> [PROBLEM TO SOLVE]: The entries that follow are to be duplicated in full, character for character.

Data records for software interfaces:
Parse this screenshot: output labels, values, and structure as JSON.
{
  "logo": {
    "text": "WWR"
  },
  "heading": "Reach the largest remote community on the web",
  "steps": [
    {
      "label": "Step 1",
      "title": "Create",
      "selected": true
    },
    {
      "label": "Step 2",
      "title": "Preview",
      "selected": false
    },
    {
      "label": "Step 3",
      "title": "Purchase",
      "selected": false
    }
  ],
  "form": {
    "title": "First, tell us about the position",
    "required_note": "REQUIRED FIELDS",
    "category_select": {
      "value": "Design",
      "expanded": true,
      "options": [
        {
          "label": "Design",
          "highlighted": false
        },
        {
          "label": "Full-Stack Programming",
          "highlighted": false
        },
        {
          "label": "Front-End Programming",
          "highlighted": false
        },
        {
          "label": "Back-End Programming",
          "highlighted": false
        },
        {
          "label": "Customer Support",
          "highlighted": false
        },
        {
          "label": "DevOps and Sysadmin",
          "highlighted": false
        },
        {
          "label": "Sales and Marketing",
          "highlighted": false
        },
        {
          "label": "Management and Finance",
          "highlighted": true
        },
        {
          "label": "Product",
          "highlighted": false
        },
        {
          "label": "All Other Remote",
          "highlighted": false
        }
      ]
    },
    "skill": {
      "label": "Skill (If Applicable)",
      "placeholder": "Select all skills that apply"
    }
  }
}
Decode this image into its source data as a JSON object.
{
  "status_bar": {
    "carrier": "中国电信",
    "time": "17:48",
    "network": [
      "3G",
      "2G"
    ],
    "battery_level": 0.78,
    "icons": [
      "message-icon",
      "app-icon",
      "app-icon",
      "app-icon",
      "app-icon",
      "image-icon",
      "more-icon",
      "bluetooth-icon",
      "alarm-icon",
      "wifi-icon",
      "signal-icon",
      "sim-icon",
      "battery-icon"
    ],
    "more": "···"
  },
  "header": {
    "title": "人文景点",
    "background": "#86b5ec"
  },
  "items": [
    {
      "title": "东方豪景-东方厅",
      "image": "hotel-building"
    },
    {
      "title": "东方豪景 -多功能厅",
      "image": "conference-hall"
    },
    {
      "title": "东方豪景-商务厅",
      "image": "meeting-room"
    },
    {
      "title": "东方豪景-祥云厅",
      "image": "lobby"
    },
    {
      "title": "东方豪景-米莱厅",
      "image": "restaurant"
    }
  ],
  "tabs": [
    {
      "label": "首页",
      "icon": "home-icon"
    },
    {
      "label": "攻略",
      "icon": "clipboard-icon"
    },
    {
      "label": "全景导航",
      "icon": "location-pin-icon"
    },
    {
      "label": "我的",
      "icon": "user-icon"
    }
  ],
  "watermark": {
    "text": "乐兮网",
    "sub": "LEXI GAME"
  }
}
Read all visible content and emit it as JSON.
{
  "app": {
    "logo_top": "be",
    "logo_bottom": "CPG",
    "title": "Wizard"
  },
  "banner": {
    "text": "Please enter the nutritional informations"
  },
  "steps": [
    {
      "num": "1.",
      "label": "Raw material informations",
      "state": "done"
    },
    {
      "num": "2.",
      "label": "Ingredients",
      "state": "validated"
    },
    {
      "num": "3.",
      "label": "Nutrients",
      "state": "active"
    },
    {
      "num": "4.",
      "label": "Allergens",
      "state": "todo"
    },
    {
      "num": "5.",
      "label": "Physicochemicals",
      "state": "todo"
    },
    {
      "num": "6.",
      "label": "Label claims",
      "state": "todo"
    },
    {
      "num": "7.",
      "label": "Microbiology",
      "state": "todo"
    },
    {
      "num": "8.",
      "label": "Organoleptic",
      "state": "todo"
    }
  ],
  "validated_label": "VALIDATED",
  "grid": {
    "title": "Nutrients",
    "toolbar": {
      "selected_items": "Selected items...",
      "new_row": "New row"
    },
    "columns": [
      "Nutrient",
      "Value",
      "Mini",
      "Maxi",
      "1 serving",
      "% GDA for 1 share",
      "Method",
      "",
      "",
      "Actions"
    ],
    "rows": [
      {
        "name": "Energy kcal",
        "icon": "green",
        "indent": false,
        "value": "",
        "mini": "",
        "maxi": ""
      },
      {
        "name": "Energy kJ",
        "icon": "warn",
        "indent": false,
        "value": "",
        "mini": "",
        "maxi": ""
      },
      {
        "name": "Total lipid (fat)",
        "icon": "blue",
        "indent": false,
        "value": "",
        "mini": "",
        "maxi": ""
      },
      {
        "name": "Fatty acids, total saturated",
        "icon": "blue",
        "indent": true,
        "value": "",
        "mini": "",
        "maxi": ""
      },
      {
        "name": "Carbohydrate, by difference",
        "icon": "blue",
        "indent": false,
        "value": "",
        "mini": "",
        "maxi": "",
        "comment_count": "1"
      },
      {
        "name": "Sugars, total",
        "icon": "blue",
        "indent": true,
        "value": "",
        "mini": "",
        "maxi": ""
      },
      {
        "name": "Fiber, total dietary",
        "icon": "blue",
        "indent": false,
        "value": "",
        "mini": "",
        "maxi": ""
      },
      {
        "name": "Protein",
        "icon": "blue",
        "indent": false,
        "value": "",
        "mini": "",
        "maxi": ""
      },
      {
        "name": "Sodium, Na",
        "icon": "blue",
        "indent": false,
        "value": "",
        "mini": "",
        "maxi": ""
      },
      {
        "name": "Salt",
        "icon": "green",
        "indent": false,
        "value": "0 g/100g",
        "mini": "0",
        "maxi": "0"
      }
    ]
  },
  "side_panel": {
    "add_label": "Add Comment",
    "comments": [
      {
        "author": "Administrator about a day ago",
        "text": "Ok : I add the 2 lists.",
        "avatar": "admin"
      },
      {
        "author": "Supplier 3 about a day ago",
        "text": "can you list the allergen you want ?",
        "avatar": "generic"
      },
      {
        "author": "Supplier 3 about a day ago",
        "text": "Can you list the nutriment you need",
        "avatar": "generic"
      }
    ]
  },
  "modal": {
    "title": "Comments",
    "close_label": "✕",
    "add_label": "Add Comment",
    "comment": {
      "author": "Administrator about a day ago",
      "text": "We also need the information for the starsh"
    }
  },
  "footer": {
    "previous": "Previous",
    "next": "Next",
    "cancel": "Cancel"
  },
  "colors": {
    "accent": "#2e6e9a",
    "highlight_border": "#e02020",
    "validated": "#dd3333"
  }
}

> [OUTPUT OF THE EXERCISE]:
Parse this screenshot: output labels, values, and structure as JSON.
{
  "logo": {
    "text": "WWR"
  },
  "heading": "Reach the largest remote community on the web",
  "steps": [
    {
      "label": "Step 1",
      "title": "Create",
      "selected": true
    },
    {
      "label": "Step 2",
      "title": "Preview",
      "selected": false
    },
    {
      "label": "Step 3",
      "title": "Purchase",
      "selected": false
    }
  ],
  "form": {
    "title": "First, tell us about the position",
    "required_note": "REQUIRED FIELDS",
    "category_select": {
      "value": "Design",
      "expanded": true,
      "options": [
        {
          "label": "Design",
          "highlighted": false
        },
        {
          "label": "Full-Stack Programming",
          "highlighted": false
        },
        {
          "label": "Front-End Programming",
          "highlighted": false
        },
        {
          "label": "Back-End Programming",
          "highlighted": false
        },
        {
          "label": "Customer Support",
          "highlighted": false
        },
        {
          "label": "DevOps and Sysadmin",
          "highlighted": false
        },
        {
          "label": "Sales and Marketing",
          "highlighted": false
        },
        {
          "label": "Management and Finance",
          "highlighted": true
        },
        {
          "label": "Product",
          "highlighted": false
        },
        {
          "label": "All Other Remote",
          "highlighted": false
        }
      ]
    },
    "skill": {
      "label": "Skill (If Applicable)",
      "placeholder": "Select all skills that apply"
    }
  }
}
Decode this image into its source data as a JSON object.
{
  "status_bar": {
    "carrier": "中国电信",
    "time": "17:48",
    "network": [
      "3G",
      "2G"
    ],
    "battery_level": 0.78,
    "icons": [
      "message-icon",
      "app-icon",
      "app-icon",
      "app-icon",
      "app-icon",
      "image-icon",
      "more-icon",
      "bluetooth-icon",
      "alarm-icon",
      "wifi-icon",
      "signal-icon",
      "sim-icon",
      "battery-icon"
    ],
    "more": "···"
  },
  "header": {
    "title": "人文景点",
    "background": "#86b5ec"
  },
  "items": [
    {
      "title": "东方豪景-东方厅",
      "image": "hotel-building"
    },
    {
      "title": "东方豪景 -多功能厅",
      "image": "conference-hall"
    },
    {
      "title": "东方豪景-商务厅",
      "image": "meeting-room"
    },
    {
      "title": "东方豪景-祥云厅",
      "image": "lobby"
    },
    {
      "title": "东方豪景-米莱厅",
      "image": "restaurant"
    }
  ],
  "tabs": [
    {
      "label": "首页",
      "icon": "home-icon"
    },
    {
      "label": "攻略",
      "icon": "clipboard-icon"
    },
    {
      "label": "全景导航",
      "icon": "location-pin-icon"
    },
    {
      "label": "我的",
      "icon": "user-icon"
    }
  ],
  "watermark": {
    "text": "乐兮网",
    "sub": "LEXI GAME"
  }
}
Read all visible content and emit it as JSON.
{
  "app": {
    "logo_top": "be",
    "logo_bottom": "CPG",
    "title": "Wizard"
  },
  "banner": {
    "text": "Please enter the nutritional informations"
  },
  "steps": [
    {
      "num": "1.",
      "label": "Raw material informations",
      "state": "done"
    },
    {
      "num": "2.",
      "label": "Ingredients",
      "state": "validated"
    },
    {
      "num": "3.",
      "label": "Nutrients",
      "state": "active"
    },
    {
      "num": "4.",
      "label": "Allergens",
      "state": "todo"
    },
    {
      "num": "5.",
      "label": "Physicochemicals",
      "state": "todo"
    },
    {
      "num": "6.",
      "label": "Label claims",
      "state": "todo"
    },
    {
      "num": "7.",
      "label": "Microbiology",
      "state": "todo"
    },
    {
      "num": "8.",
      "label": "Organoleptic",
      "state": "todo"
    }
  ],
  "validated_label": "VALIDATED",
  "grid": {
    "title": "Nutrients",
    "toolbar": {
      "selected_items": "Selected items...",
      "new_row": "New row"
    },
    "columns": [
      "Nutrient",
      "Value",
      "Mini",
      "Maxi",
      "1 serving",
      "% GDA for 1 share",
      "Method",
      "",
      "",
      "Actions"
    ],
    "rows": [
      {
        "name": "Energy kcal",
        "icon": "green",
        "indent": false,
        "value": "",
        "mini": "",
        "maxi": ""
      },
      {
        "name": "Energy kJ",
        "icon": "warn",
        "indent": false,
        "value": "",
        "mini": "",
        "maxi": ""
      },
      {
        "name": "Total lipid (fat)",
        "icon": "blue",
        "indent": false,
        "value": "",
        "mini": "",
        "maxi": ""
      },
      {
        "name": "Fatty acids, total saturated",
        "icon": "blue",
        "indent": true,
        "value": "",
        "mini": "",
        "maxi": ""
      },
      {
        "name": "Carbohydrate, by difference",
        "icon": "blue",
        "indent": false,
        "value": "",
        "mini": "",
        "maxi": "",
        "comment_count": "1"
      },
      {
        "name": "Sugars, total",
        "icon": "blue",
        "indent": true,
        "value": "",
        "mini": "",
        "maxi": ""
      },
      {
        "name": "Fiber, total dietary",
        "icon": "blue",
        "indent": false,
        "value": "",
        "mini": "",
        "maxi": ""
      },
      {
        "name": "Protein",
        "icon": "blue",
        "indent": false,
        "value": "",
        "mini": "",
        "maxi": ""
      },
      {
        "name": "Sodium, Na",
        "icon": "blue",
        "indent": false,
        "value": "",
        "mini": "",
        "maxi": ""
      },
      {
        "name": "Salt",
        "icon": "green",
        "indent": false,
        "value": "0 g/100g",
        "mini": "0",
        "maxi": "0"
      }
    ]
  },
  "side_panel": {
    "add_label": "Add Comment",
    "comments": [
      {
        "author": "Administrator about a day ago",
        "text": "Ok : I add the 2 lists.",
        "avatar": "admin"
      },
      {
        "author": "Supplier 3 about a day ago",
        "text": "can you list the allergen you want ?",
        "avatar": "generic"
      },
      {
        "author": "Supplier 3 about a day ago",
        "text": "Can you list the nutriment you need",
        "avatar": "generic"
      }
    ]
  },
  "modal": {
    "title": "Comments",
    "close_label": "✕",
    "add_label": "Add Comment",
    "comment": {
      "author": "Administrator about a day ago",
      "text": "We also need the information for the starsh"
    }
  },
  "footer": {
    "previous": "Previous",
    "next": "Next",
    "cancel": "Cancel"
  },
  "colors": {
    "accent": "#2e6e9a",
    "highlight_border": "#e02020",
    "validated": "#dd3333"
  }
}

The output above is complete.